performed in a correct sequence, and to
automate manual work
For example, transfering a feeder from one
busbar to another, or restoration after a
fault
Implemented in station or bay controller
depending on scope of the sequence
See SAS Handbook, 6.3.5.1

25

Load Management
Automation shedding of load, and
restoration of load.
For example as a result of under frequence
conditions, feeders are disconnected.
Implemented at station level control

See SAS Handbook, 6.3.5.5



26

13

Communication in the
Substation (Intro)

27

What to Communicate?

28

14

Substation Automation Development


Traditional Substation

61850 Substation
Information model separated from
protocol implementation
Improved vendor interoperability
Point to multipoint Measurement
access via sampled values (-9-2)
Free allocation of functions to
devices.

Functions tied to physical device

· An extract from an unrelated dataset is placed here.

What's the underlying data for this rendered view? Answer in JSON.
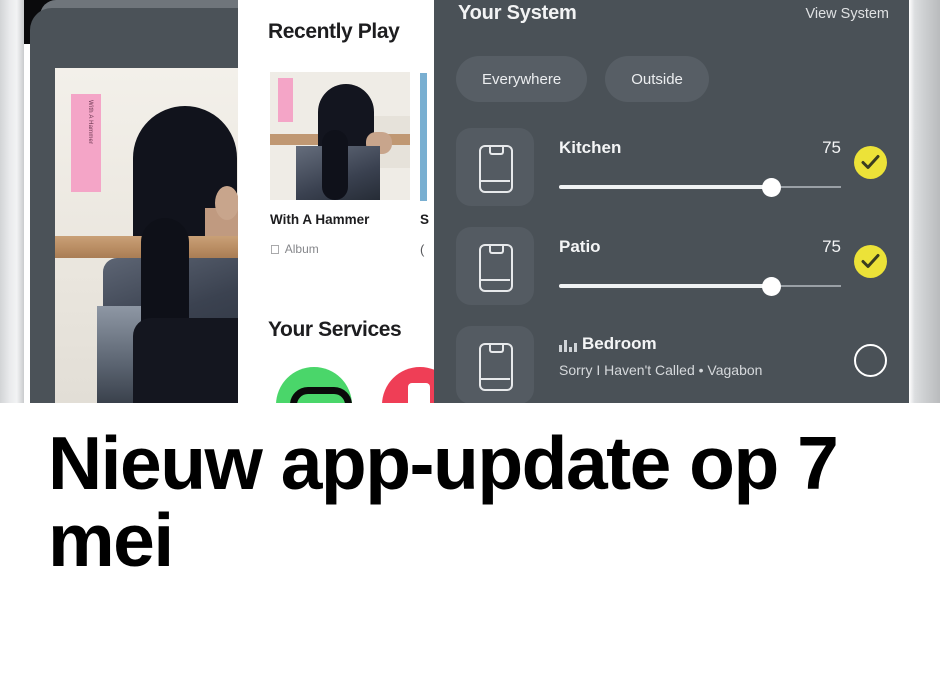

Measurement connection based on
point to point links (Copper wires)
Some buses for relay
communication
Limited standardisation & vendor
integration

Images from Industrial Ethernet Book, Christoph Brunner, www.iebmedia.com



29

Substation Communication
Systems

30

15

Part 1
System Configuration

31

System Configuration
Substation Automation Systems can have
several 10s to 100 different programmable
devices.
Managing functionality & data spread over
several platforms becomes a challenging
task.
Consider also that systems from separate
vendors often are used.
Cost of an SAS is not driven by hardware
but rather by configuration work!!

32

16

Substation automation
Configuration

Substation Automation Systems can have


several 10s to 100 different programmable
devices.
Managing functionality & data spread over
several platforms becomes a challenging task.
Consider also that systems from separate
vendors often are used.
Cost of a SAS is not driven by hardware but
rather by configuration work!!

33

Substation automation
Configuration

34

17

Conclusions

Many questions to try and answer

How do we organize/label/handle/process the


data and commands?
How are automation and protection applications
implemented in these devices?
What semantics and protocols do devices like
IEDs and RTUs use to communicate?
What standards are used in industry and how
do they work?

35

SAS Discussion

36

18

Substation automation
Exercise

Given a double breaker station


Choose an interesting function to implement eg.
interlocking
What kind of automation equipment would we use?
What would need to be communicated?RTUs, IEDs, VTs, CTs,

breaker/isolator control/
status signals, SCADA
comms

B

37

Substation automation
Exercise

B

38

19

Substation automation
Exercise

B

39

20